 See Field & Buccola, supra note 7.
 Ryan Boysen, Insys Hit With Nationwide Opioid Class Claim In Ch. 11, Law360 (June 17, 2019, 6:01 PM EDT), https://www.law360.com/articles/1169821/insys-hit-with-nationwide-opioid-class-claim-in-ch-11.
 See Holder, supra note 10.
 Yet the general public nuisance theory has not borne fruit against gun manufacturers, who have aggressively and successfully defended similar lawsuits. Public nuisance claims against gun manufacturers have been dismissed based upon several theories, including the following: “(1) the lawful sale of guns did not meet the requirement of a nuisance that interfered with a right common to the general public, (2) the gun manufacturers did not have control over the use of guns once they had been shipped to licensed distributors and dealers and thus the manufacturers [could] not have caused the nuisance; and (3) proximate causation was missing between the criminal misuse of handguns and the mere manufacture of the guns themselves, which were a lawful and legitimate product when used appropriately.” See Holder, supra, note 10.
 See Ashley Cty. v. Pfizer, 552 F.3d 659 (8th Cir. 2009).
 Id. at 671.

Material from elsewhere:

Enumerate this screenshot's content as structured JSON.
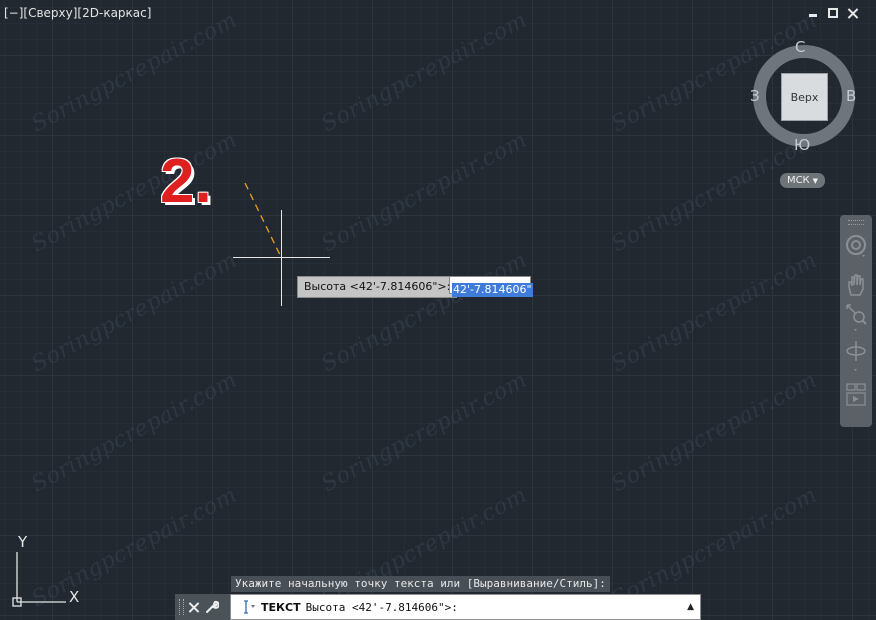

 Sally Quillian Yates, Memorandum for the Assistant Attorney General: Individual Accountability for Corporate Wrongdoing, U.S. Dep’t of Justice (Sept. 9, 2015).